September 15th 1680
Donald CargillOn the banks of the Ericht, about a quarter of a mile from the bridge at Blairgowrie there is a site still known as Cargill’s Leap where Donald Cargill is supposed to have escaped from the government troops by leaping across the Ericht.
Until about 1960, the Leap was indeed a fearsome sight. Anyone missing their foothold would be dashed against the rocks below and would be extremely lucky to survive. Over the years children had, in fact, been drowned trying to emulate Cargill’s feat and it was because of this danger that the Town Council blew up the rocks to widen the channel. Cargill’s Leap is still a most dangerous area of the river but not quite the death trap it once was.
Donald Cargill was born at Hatton of Rattray, a farm about a mile north of the village, about 1610. He trained for the ministry and was appointed to the Barony Church in Glasgow in 1655 where he stayed for the next seven years. But with the restoration of Charles 2nd, Cargill was expelled for his extreme Presbyterian views.
It was said that he was a timid man though this does not appear in either his actions or his utterances. Together with Richard Cameron, he led the more extreme faction of the Covenanters, known as the Cameronians, who were unwilling to countenance any compromises with Episcopalianism. The comment by James Ure of Shargarton, himself a moderate but very well respected Covenanter, is instructive. “I told Mr Cargill,” he said “that he rendered himself odious by his naughty principles. He was very much offended with me.”
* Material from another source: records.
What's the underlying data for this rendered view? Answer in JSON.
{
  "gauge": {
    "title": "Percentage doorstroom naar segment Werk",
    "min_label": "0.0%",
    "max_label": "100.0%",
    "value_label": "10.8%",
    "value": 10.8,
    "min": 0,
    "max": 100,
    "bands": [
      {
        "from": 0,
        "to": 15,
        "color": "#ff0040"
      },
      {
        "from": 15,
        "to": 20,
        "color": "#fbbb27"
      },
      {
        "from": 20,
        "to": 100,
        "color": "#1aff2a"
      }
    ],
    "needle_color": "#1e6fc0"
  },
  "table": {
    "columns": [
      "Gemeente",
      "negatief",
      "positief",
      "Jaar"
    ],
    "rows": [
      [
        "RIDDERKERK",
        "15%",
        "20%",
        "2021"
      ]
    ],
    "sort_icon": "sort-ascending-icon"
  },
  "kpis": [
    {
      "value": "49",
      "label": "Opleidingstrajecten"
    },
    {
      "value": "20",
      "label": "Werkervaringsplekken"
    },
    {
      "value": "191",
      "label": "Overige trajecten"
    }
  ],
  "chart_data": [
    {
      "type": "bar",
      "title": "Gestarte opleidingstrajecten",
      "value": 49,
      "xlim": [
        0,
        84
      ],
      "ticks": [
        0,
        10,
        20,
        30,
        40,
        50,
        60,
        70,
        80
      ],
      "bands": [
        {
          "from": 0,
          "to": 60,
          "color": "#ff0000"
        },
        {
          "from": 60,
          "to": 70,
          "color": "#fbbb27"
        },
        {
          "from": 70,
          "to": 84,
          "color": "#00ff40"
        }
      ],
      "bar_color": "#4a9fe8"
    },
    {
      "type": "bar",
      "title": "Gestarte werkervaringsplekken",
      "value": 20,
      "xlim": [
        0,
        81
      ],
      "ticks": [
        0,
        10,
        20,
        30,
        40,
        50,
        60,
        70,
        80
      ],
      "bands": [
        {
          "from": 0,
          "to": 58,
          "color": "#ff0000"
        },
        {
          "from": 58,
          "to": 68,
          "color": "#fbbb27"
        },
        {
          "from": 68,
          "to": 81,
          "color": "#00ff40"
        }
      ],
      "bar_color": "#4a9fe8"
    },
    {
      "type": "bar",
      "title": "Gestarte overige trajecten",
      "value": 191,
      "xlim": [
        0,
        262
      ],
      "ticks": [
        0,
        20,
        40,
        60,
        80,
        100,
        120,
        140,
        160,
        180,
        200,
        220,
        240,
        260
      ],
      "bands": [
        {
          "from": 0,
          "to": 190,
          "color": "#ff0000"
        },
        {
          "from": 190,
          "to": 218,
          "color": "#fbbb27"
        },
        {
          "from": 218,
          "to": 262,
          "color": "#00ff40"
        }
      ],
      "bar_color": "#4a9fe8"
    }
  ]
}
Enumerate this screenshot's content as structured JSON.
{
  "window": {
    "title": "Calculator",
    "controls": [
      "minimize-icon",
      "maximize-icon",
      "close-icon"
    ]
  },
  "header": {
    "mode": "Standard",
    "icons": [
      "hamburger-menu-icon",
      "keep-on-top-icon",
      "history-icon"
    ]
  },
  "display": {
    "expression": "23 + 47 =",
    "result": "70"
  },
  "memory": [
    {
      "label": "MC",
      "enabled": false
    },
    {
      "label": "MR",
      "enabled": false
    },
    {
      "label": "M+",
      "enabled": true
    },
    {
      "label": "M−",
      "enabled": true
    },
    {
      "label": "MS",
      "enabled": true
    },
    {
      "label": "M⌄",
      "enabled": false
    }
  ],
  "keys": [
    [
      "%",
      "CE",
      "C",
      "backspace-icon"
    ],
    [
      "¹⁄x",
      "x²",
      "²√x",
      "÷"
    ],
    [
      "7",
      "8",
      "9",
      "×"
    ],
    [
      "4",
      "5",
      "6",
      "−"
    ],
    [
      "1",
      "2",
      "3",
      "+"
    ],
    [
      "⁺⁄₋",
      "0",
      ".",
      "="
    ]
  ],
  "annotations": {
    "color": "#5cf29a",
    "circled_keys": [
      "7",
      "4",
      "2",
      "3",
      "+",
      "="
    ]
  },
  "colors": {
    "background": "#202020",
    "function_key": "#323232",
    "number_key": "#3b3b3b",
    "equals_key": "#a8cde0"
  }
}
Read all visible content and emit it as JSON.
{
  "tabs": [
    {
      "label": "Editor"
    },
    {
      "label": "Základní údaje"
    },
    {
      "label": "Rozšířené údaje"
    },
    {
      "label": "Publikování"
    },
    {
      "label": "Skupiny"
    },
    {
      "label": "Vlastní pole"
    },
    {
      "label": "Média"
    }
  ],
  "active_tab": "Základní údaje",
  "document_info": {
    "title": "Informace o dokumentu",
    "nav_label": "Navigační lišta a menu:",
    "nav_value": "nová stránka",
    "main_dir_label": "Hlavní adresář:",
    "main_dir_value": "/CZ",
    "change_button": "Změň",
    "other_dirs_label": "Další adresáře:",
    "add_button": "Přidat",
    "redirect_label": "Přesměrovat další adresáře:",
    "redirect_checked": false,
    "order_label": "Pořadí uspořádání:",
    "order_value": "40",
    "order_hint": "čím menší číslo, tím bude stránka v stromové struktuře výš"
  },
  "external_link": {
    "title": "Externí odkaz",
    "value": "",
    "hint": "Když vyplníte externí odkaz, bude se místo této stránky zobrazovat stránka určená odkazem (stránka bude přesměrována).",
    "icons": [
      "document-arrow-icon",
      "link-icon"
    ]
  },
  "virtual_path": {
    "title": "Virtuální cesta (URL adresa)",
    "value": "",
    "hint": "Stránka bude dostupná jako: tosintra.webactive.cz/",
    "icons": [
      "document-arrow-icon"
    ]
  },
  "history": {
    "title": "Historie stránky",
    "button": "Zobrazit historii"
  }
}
After the death of Richard Cameron, Donald Cargill became the undisputed leader of the Cameronians. Two months later on September 15th, at a great conventicle at Torrwood, between Larbert and Stirling, Donald Cargill “at his own hand, Pope-lyk did excommunicate the King (Charles 2nd), Duke of Monmouth, Duke of York (Charles’ brother, later James 7th), the Chancellor Rothes, the King’s advocate, General Dalziell and the Lord Rosse.”
It was a comprehensive declaration of war against the Establishment and indeed the Monarchy itself. By this time Cargill was an old man and in July of the following year he was captured near Lanark and “carried before the Council and interrogit. Whether he had excommunicat the King answered that that being a church affair, the church not they were competent to judge.” Inevitably he was sentenced to death.
There were conflicting accounts of his last words. According to Robert Law, a moderate Covenanter “Mr Donald’s last words going up the ladder were these ‘The world is weary of me and I am weary of the world’.”
These seem singularly sad and pessimistic. A more robust version, more in keeping with what we know of the man has him saying. “God knows, I go up this ladder with less fear, confusion, or perturbation of mind, than ever I entered a pulpit to preach.”
As was the custom they fixed his head on the Netherbow in Edinburgh. It was July 27th 1681.